[Items from an interface collection]
=== Begin Enclosure ===

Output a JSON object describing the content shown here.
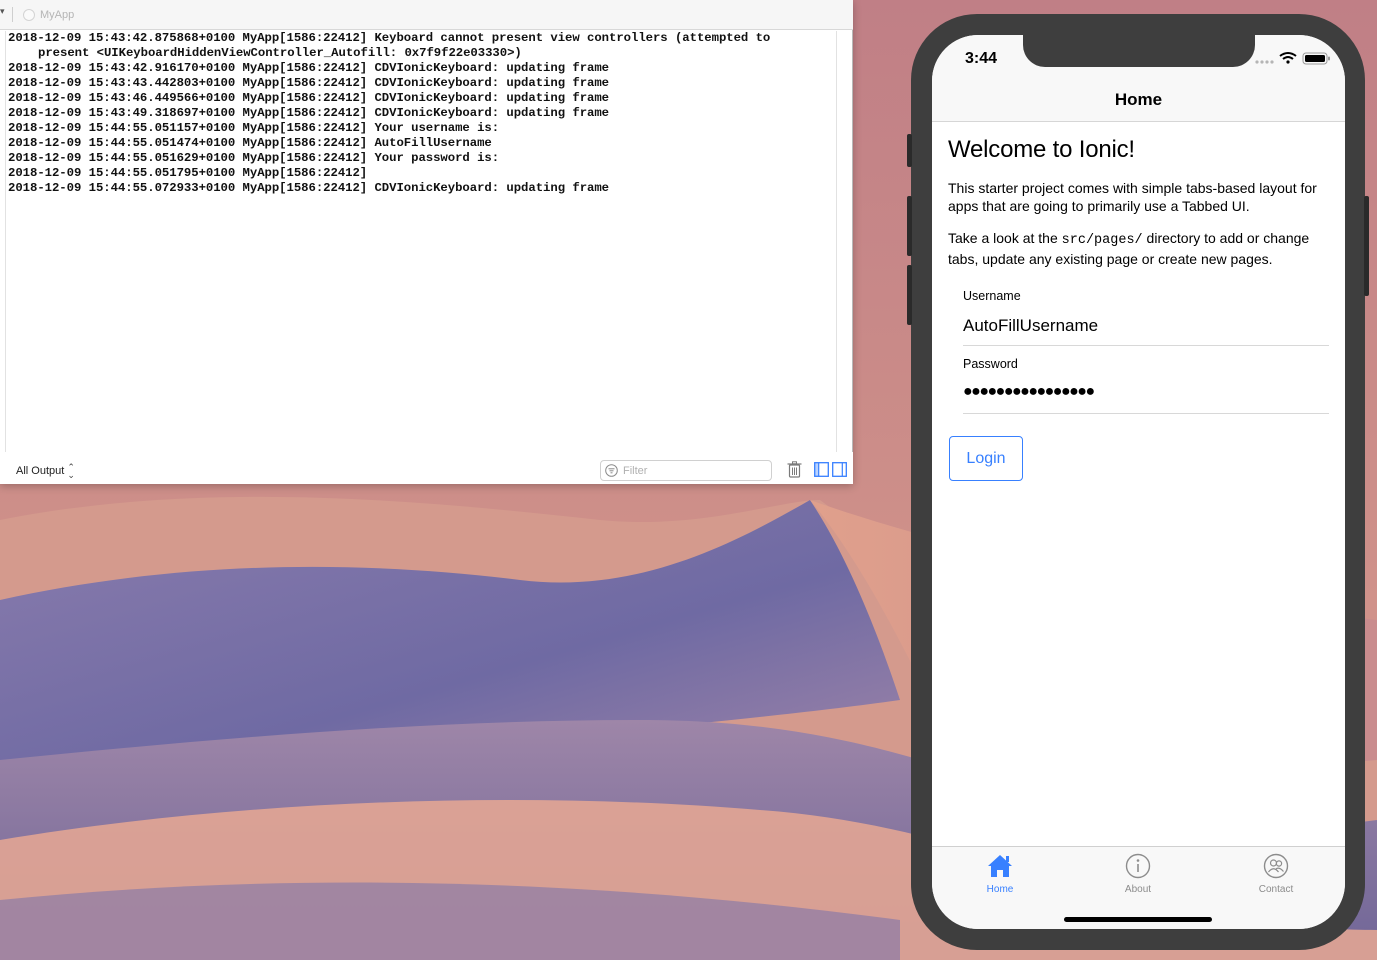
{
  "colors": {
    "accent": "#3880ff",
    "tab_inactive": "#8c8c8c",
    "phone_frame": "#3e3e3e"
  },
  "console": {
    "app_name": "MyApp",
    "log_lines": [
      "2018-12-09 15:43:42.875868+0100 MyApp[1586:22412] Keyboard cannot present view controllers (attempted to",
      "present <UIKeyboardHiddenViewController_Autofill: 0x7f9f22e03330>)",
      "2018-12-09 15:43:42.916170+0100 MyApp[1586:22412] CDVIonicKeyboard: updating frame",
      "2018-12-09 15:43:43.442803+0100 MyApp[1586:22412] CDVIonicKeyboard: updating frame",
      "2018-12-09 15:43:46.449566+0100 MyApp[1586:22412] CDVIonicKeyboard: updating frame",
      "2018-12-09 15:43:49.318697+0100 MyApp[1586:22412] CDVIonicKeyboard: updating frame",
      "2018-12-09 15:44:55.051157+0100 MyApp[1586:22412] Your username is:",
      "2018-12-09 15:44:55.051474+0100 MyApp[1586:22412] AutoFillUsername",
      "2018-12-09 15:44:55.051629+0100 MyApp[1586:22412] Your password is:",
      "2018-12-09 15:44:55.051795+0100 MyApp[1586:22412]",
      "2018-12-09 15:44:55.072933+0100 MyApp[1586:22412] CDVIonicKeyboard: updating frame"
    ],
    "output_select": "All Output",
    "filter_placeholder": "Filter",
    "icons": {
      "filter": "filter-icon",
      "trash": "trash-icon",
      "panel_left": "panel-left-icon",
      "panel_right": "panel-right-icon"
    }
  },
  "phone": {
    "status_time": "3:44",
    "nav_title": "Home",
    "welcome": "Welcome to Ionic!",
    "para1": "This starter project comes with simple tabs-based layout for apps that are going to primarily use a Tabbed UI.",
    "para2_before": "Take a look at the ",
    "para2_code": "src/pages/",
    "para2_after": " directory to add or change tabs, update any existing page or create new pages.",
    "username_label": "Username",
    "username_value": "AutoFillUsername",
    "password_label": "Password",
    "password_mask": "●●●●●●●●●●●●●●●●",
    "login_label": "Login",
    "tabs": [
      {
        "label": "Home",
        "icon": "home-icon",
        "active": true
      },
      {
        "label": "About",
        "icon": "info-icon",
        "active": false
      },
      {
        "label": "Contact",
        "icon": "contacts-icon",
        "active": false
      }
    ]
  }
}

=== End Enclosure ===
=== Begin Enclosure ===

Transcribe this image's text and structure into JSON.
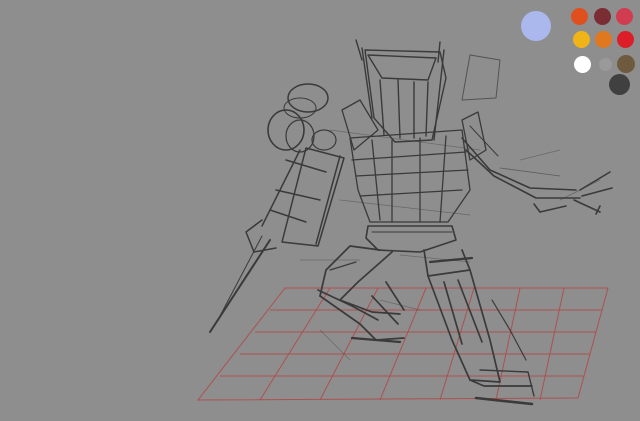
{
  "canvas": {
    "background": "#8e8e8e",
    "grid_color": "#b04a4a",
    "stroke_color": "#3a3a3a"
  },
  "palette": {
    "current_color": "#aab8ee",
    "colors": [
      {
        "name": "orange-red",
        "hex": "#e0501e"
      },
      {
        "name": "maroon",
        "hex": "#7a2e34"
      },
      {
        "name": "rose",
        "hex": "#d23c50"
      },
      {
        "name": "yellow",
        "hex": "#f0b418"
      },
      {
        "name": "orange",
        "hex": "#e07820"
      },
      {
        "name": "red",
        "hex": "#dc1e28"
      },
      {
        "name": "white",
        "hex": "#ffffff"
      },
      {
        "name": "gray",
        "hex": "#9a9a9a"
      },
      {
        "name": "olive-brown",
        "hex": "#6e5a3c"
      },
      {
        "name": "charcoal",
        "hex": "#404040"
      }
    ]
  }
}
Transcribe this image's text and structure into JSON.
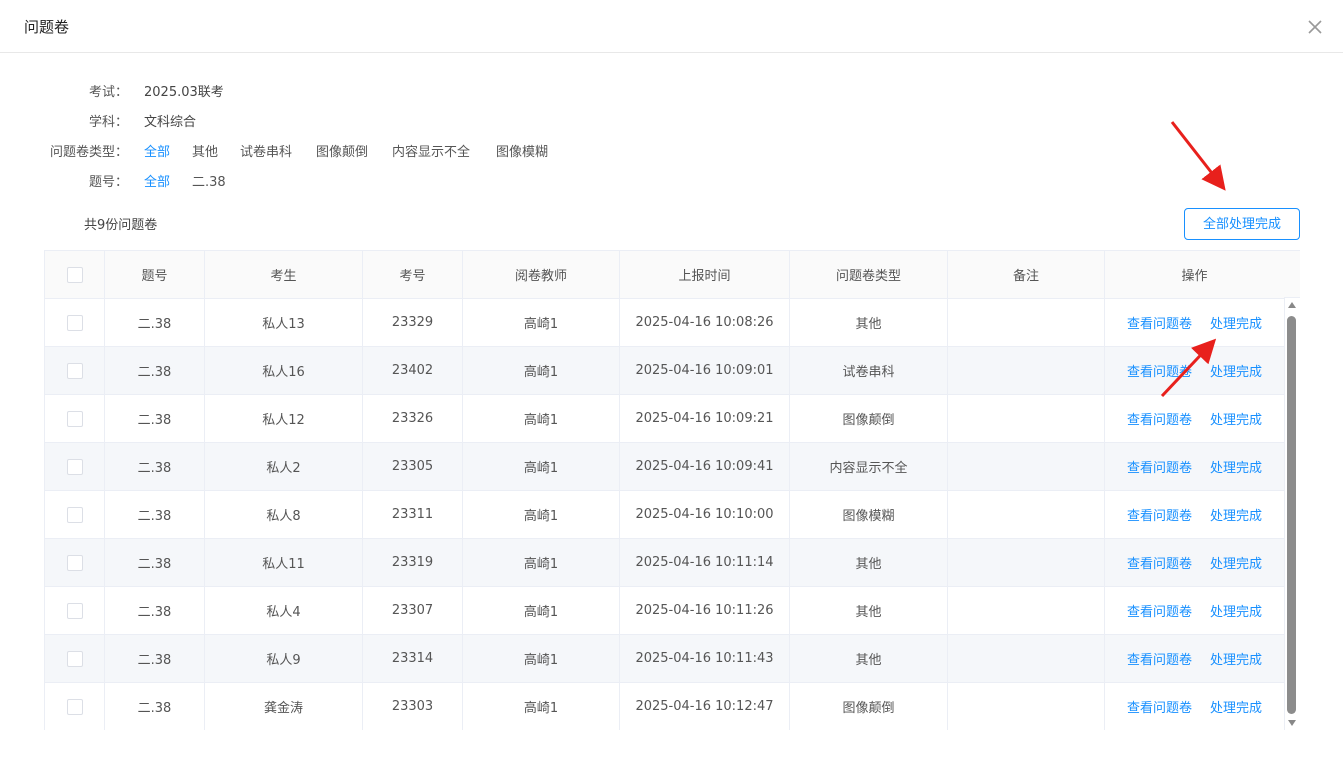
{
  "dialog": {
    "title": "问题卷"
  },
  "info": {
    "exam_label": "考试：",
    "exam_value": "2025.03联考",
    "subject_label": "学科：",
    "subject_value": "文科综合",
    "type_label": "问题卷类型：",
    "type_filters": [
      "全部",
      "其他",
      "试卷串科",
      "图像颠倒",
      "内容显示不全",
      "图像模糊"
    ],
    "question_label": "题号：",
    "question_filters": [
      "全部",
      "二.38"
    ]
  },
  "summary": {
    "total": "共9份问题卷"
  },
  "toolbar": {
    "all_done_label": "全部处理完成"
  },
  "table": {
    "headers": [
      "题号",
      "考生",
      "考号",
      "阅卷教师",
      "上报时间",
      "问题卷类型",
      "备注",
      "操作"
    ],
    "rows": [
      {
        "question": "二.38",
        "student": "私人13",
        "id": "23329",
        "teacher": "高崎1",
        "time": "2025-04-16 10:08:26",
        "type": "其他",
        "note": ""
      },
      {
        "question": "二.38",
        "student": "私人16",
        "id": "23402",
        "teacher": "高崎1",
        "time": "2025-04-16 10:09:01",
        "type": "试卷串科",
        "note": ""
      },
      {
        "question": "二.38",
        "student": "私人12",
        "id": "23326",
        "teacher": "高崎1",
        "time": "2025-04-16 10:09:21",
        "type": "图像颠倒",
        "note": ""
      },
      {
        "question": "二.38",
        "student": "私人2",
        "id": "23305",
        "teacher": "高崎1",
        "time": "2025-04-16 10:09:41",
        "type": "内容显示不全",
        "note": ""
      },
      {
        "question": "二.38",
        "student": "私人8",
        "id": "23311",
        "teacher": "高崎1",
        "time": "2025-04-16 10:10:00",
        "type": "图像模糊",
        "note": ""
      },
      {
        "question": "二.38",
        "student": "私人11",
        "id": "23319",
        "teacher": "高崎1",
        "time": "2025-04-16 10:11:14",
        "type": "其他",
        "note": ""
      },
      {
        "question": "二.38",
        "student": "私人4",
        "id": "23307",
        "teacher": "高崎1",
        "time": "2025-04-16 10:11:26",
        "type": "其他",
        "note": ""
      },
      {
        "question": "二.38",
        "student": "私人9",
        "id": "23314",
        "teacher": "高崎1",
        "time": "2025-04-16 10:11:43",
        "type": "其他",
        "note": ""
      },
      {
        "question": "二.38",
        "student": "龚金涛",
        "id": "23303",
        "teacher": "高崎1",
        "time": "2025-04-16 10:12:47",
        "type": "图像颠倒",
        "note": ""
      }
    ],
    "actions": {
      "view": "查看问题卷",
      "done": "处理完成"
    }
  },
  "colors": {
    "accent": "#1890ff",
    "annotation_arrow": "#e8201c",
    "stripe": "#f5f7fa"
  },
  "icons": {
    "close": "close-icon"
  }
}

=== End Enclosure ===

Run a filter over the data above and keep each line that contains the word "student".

→ **ANSWER FOR THE TASK**
        "student": "私人13",
        "student": "私人16",
        "student": "私人12",
        "student": "私人2",
        "student": "私人8",
        "student": "私人11",
        "student": "私人4",
        "student": "私人9",
        "student": "龚金涛",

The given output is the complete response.